I don’t want to take anything away from the phenomenal run of research and development at Intel during this time but the chips and cores and amazing developments were on autopilot. The 80s also saw them invest half a billion in reinvigorating their manufacturing plants. With quality manufacturing allowing for a new era of printing chips, the 90s were just as good to Intel. I like to think of this as the Pentium decade with the first Pentium in 1993. 32-bit here we come. Revenues jumped 50 percent that year closing in on $9 billion.
Intel had been running an advertising campaign around Intel Inside. This represented a shift from the IBM PC to the Intel. The Pentium Pro came in 1995 and we’d crossed 5 million transistors in each chip. And the brand equity was rising fast. More importantly, so was revenue. 1996 saw revenues pass $20 billion. The personal computer was showing up in homes and on desks across the world and most had Intel Inside - in fact we’d gone from Intel inside to Pentium Inside.
1997 brought us the Pentium II with over 7 million transistors, the Xeon came in 1998 for servers, and 1999 Pentium III. By 2000 they introduced the first gigahertz processor at Intel and they announced the next generation after Pentium: Itanium, finally moving the world to the 64 bit processor.
As processor speeds slowed they were able to bring multi-core processors and massive parallelism out of the hallowed halls of research and to the desktop computer in 2005.
2006 saw Intel go from just Windows to the Mac. And we got 45 nanometer logic technology in 2006 using hafnium-based high-k for transistor gates represented a shift from the silicon-gated transistors of the 60s and allowed them to move to hundreds of millions of transistors packed into a single chip. i3, i5, i7, an on. The chips now have over a couple hundred million transistors per core with 8 cores on a chip potentially putting us over 1.7 or 1.8 transistors per chip.
Microsoft, IBM, Apple, and so many others went through huge growth and sales jumps then retreated dealing with how to run a company of the size they suddenly became.

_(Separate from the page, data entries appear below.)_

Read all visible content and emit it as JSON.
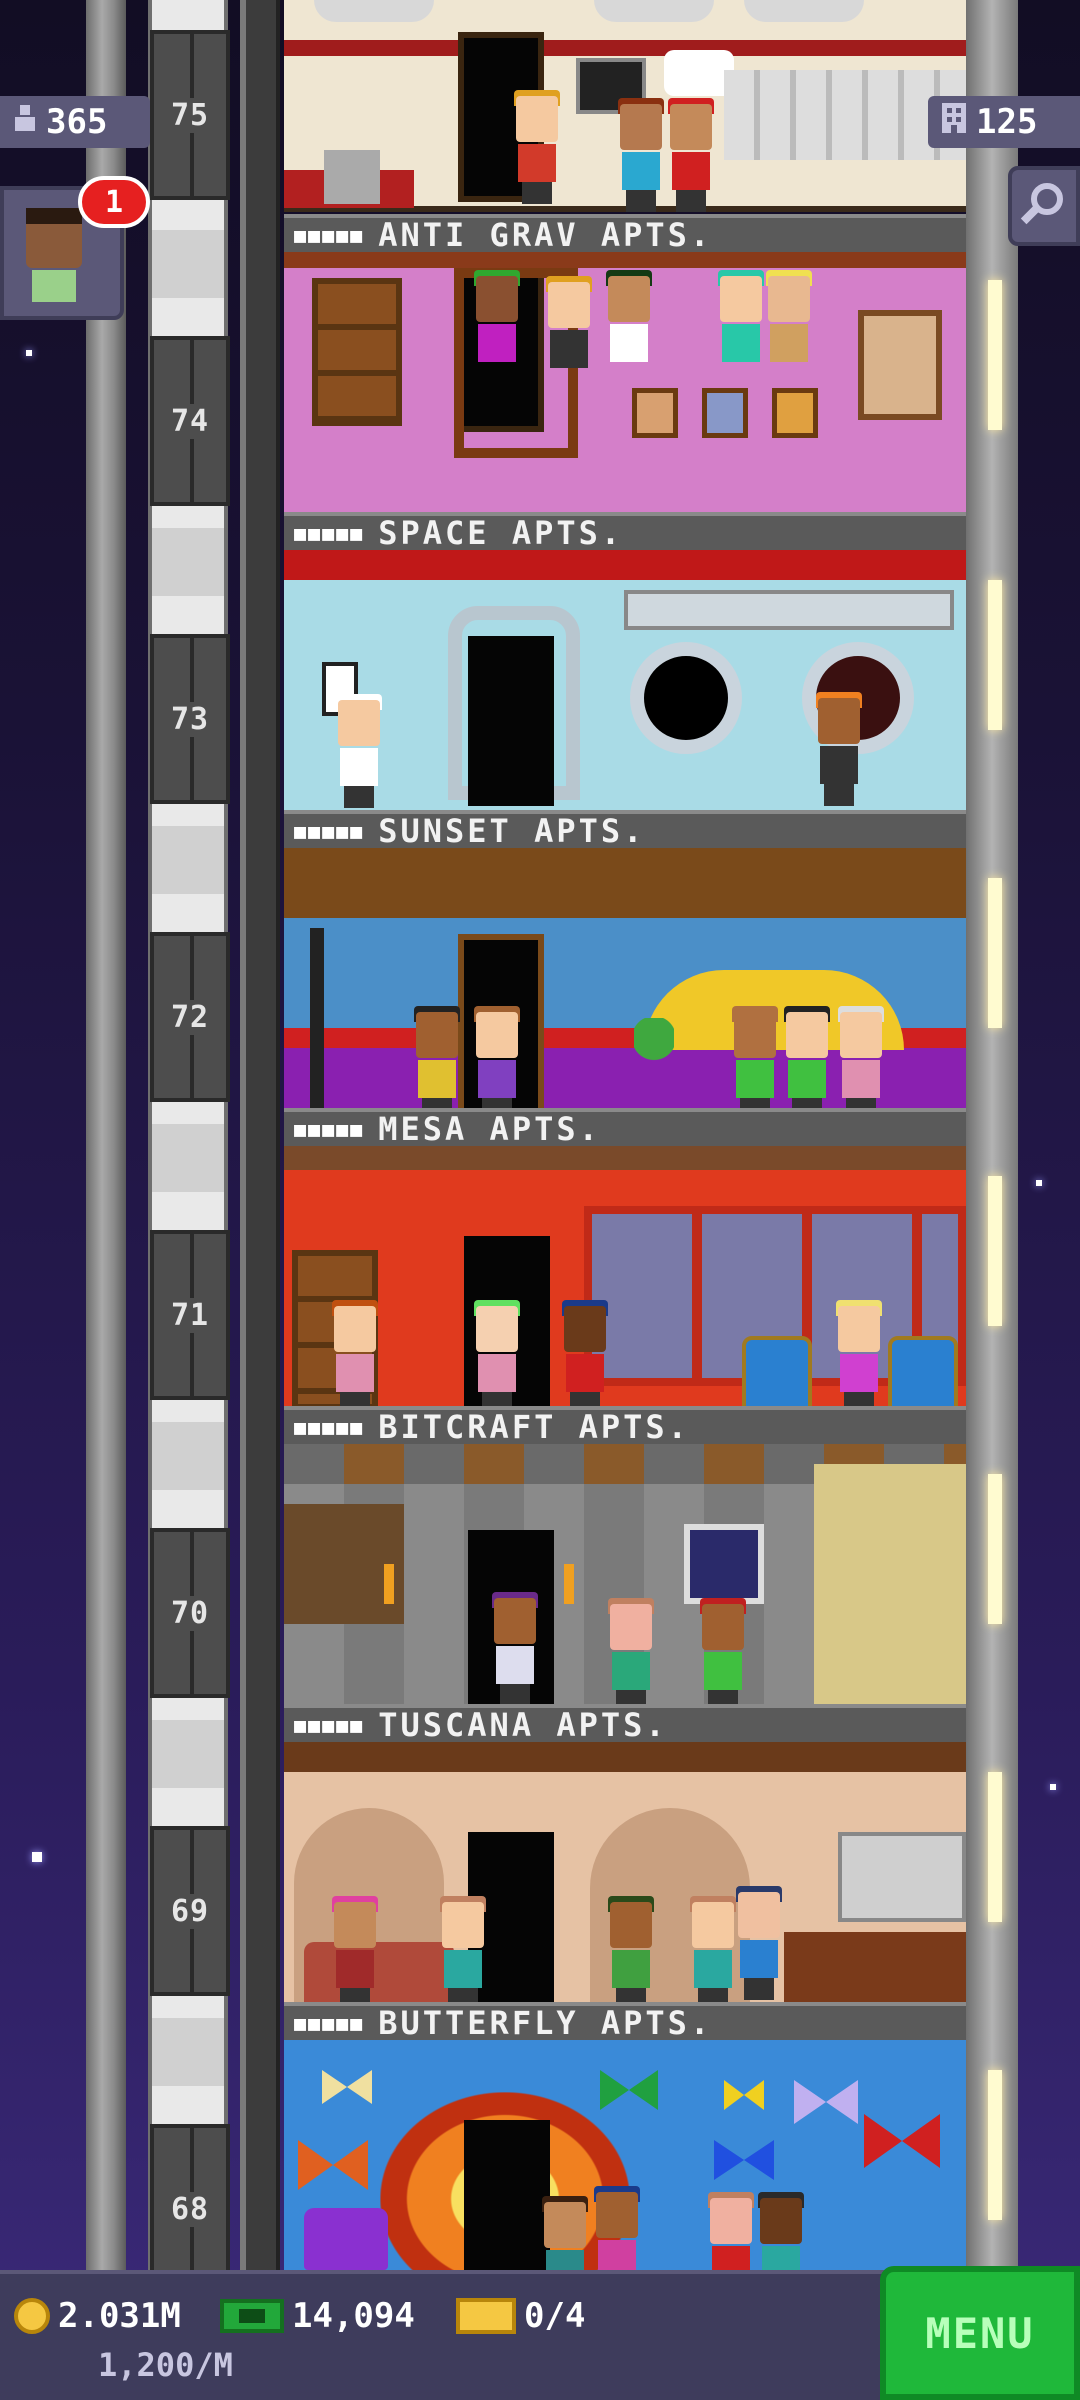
{
  "hud": {
    "population": "365",
    "current_floor": "75",
    "floor_count": "125",
    "notification_count": "1"
  },
  "floors": [
    {
      "number": "75",
      "name": "",
      "stars": ""
    },
    {
      "number": "74",
      "name": "ANTI GRAV APTS.",
      "stars": "■■■■■"
    },
    {
      "number": "73",
      "name": "SPACE APTS.",
      "stars": "■■■■■"
    },
    {
      "number": "72",
      "name": "SUNSET APTS.",
      "stars": "■■■■■"
    },
    {
      "number": "71",
      "name": "MESA APTS.",
      "stars": "■■■■■"
    },
    {
      "number": "70",
      "name": "BITCRAFT APTS.",
      "stars": "■■■■■"
    },
    {
      "number": "69",
      "name": "TUSCANA APTS.",
      "stars": "■■■■■"
    },
    {
      "number": "68",
      "name": "BUTTERFLY APTS.",
      "stars": "■■■■■"
    }
  ],
  "bottom_bar": {
    "coins": "2.031M",
    "coins_rate": "1,200/M",
    "bux": "14,094",
    "tickets": "0/4",
    "menu_label": "MENU"
  },
  "icons": {
    "population": "person-icon",
    "floors": "building-icon",
    "search": "magnifier-icon",
    "coin": "coin-icon",
    "bux": "bux-icon",
    "ticket": "ticket-icon"
  },
  "colors": {
    "menu": "#1fb83a",
    "badge": "#e62020",
    "hud_panel": "#5b5878"
  }
}
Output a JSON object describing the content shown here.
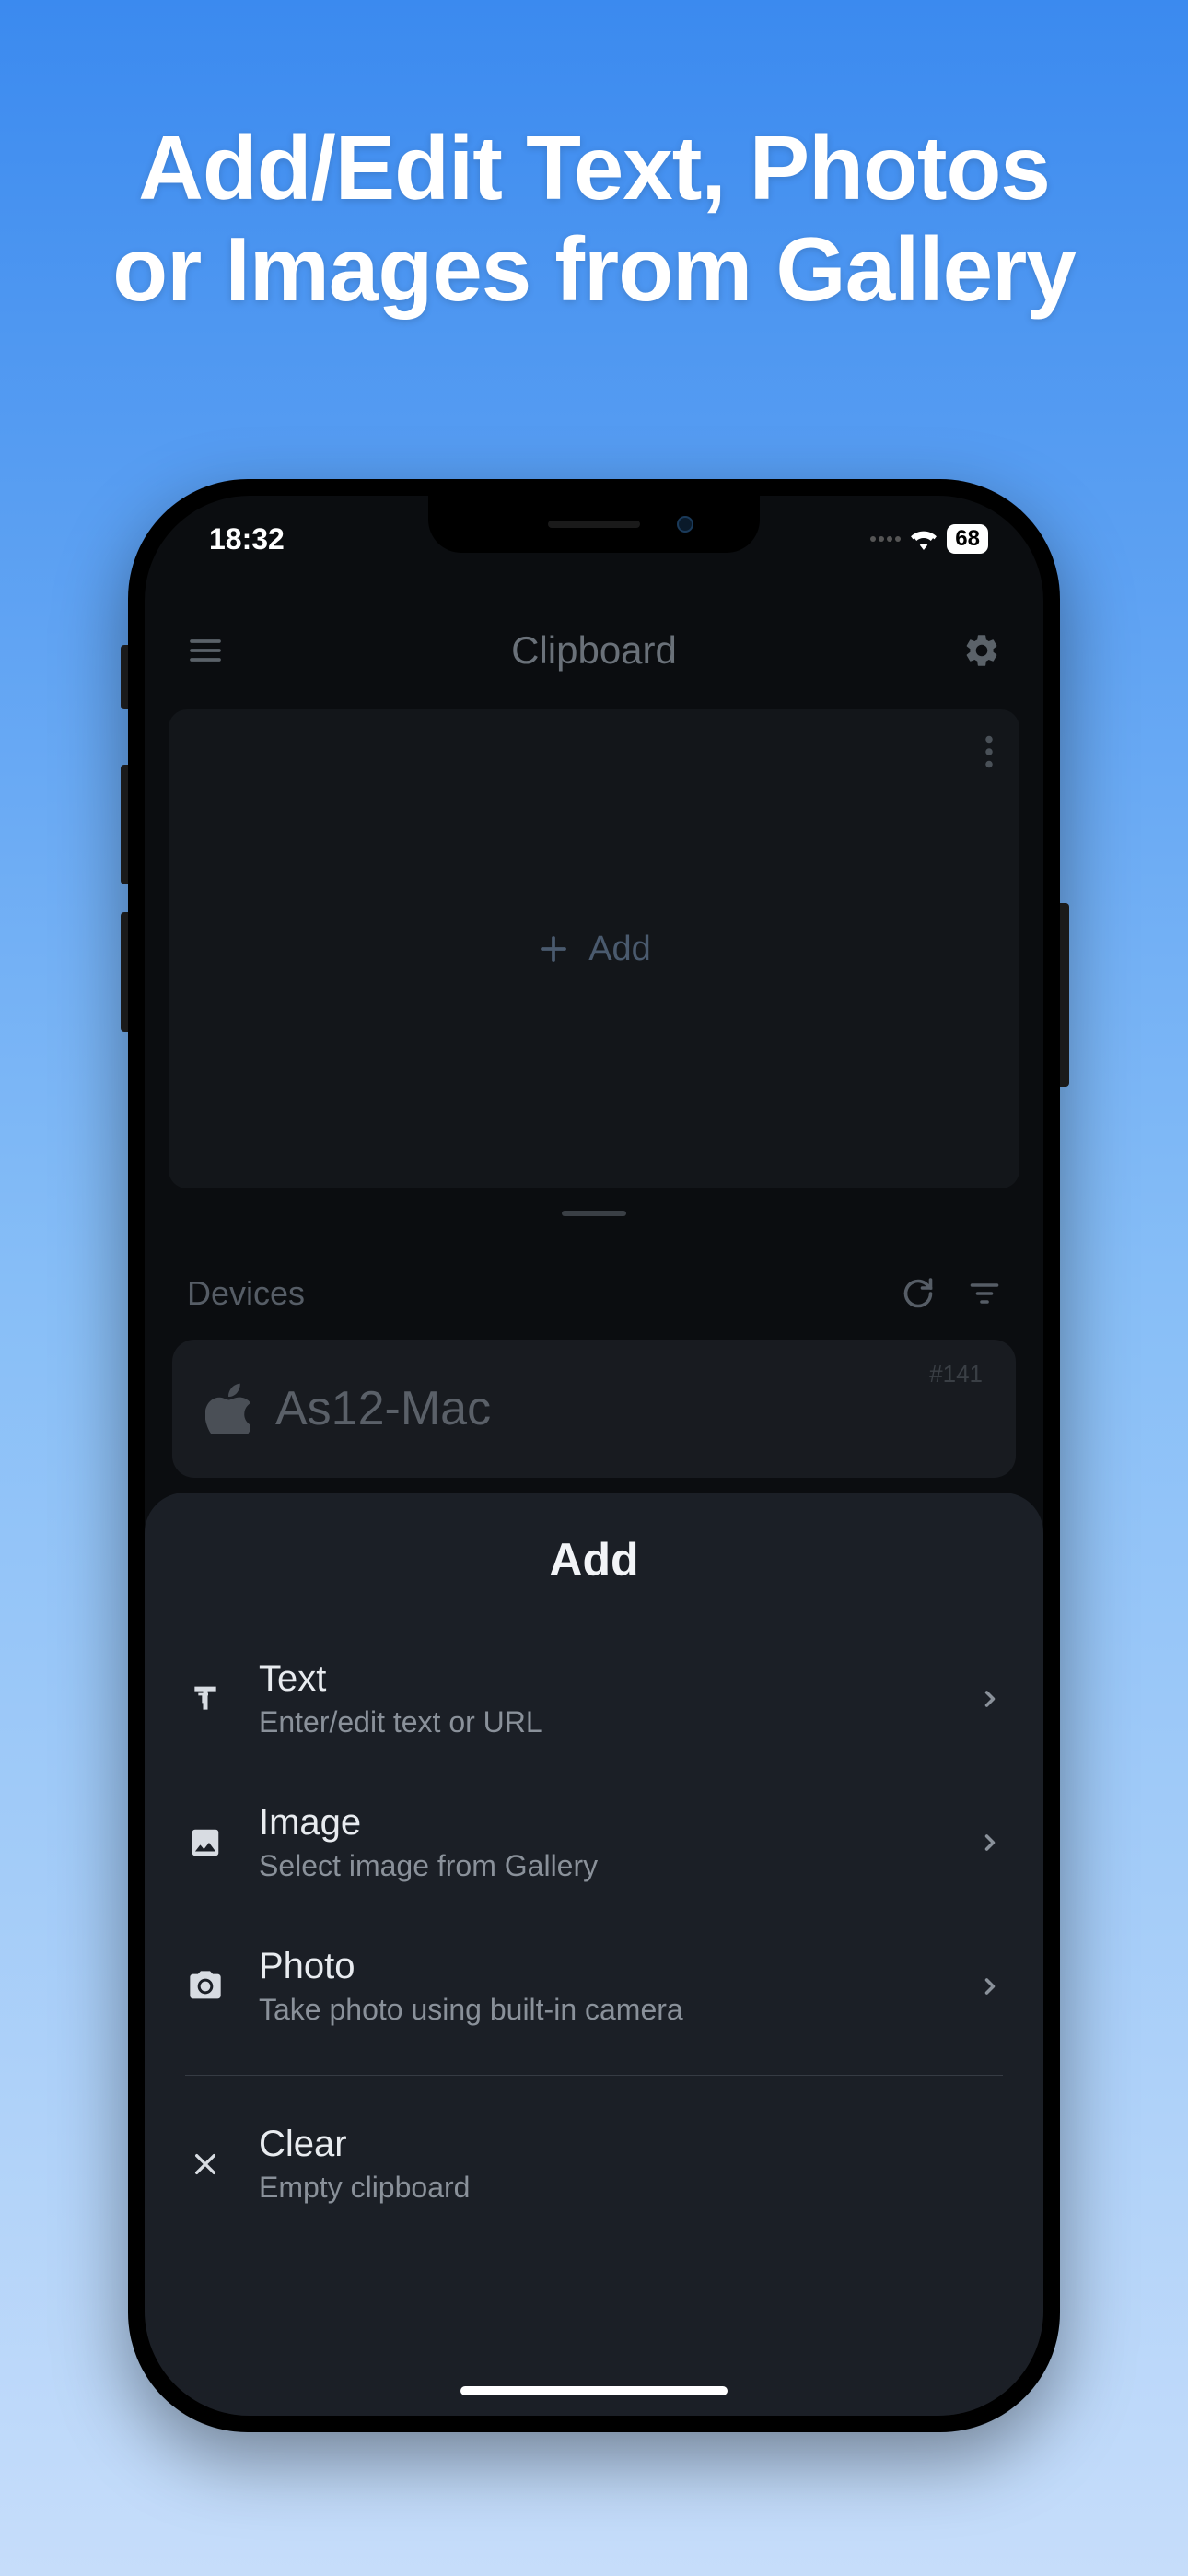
{
  "marketing": {
    "title_line1": "Add/Edit Text, Photos",
    "title_line2": "or Images from Gallery"
  },
  "status_bar": {
    "time": "18:32",
    "battery": "68"
  },
  "header": {
    "title": "Clipboard"
  },
  "add_card": {
    "button_label": "Add"
  },
  "devices": {
    "section_label": "Devices",
    "items": [
      {
        "name": "As12-Mac",
        "number": "#141"
      }
    ]
  },
  "sheet": {
    "title": "Add",
    "items": [
      {
        "title": "Text",
        "subtitle": "Enter/edit text or URL"
      },
      {
        "title": "Image",
        "subtitle": "Select image from Gallery"
      },
      {
        "title": "Photo",
        "subtitle": "Take photo using built-in camera"
      }
    ],
    "clear": {
      "title": "Clear",
      "subtitle": "Empty clipboard"
    }
  }
}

This led each to invest heavily into ending a lost decade effectively with R&D - like when IBM built the S/360 or Apple developed the iMac and then iPod.
Intel’s strategy had been research and development. Build amazing products and they sold. Bigger, faster, better. The focus had been on power. But mobile devices were starting to take the market by storm. And the ARM chip was more popular on those because with a reduced set of instructions they could use less power and be a bit more versatile.
Intel coined Moore’s Law. They know that if they don’t find ways to pack more and more transistors into smaller and smaller spaces then someone else will. And while they haven’t been huge in the RISC-based System on a Chip space, they do continue to release new products and look for the right product-market fit. Just like they did when they went from more DRAM and SRAM to producing the types of chips that made them into a powerhouse. And on the back of a steadily rising revenue stream that’s now over $77 billion they seem poised to be able to whether any storm. Not only on the back of R&D but also some of the best manufacturing in the industry.
Chips today are so powerful and small and contain the whole computer from the era of those Pentiums. Just as that 4004 chip contained a whole ENIAC. This gives us a nearly limitless canvas to design software. Machine learning on a SoC expands the reach of what that software can process. Technology is moving so fast in part because of the amazing work done at places like Intel, AMD, and ARM. Maybe that positronic brain that Asimov promised us isn’t as far off as it seems. But then, I thought that in the 90s as well so I guess we’ll see.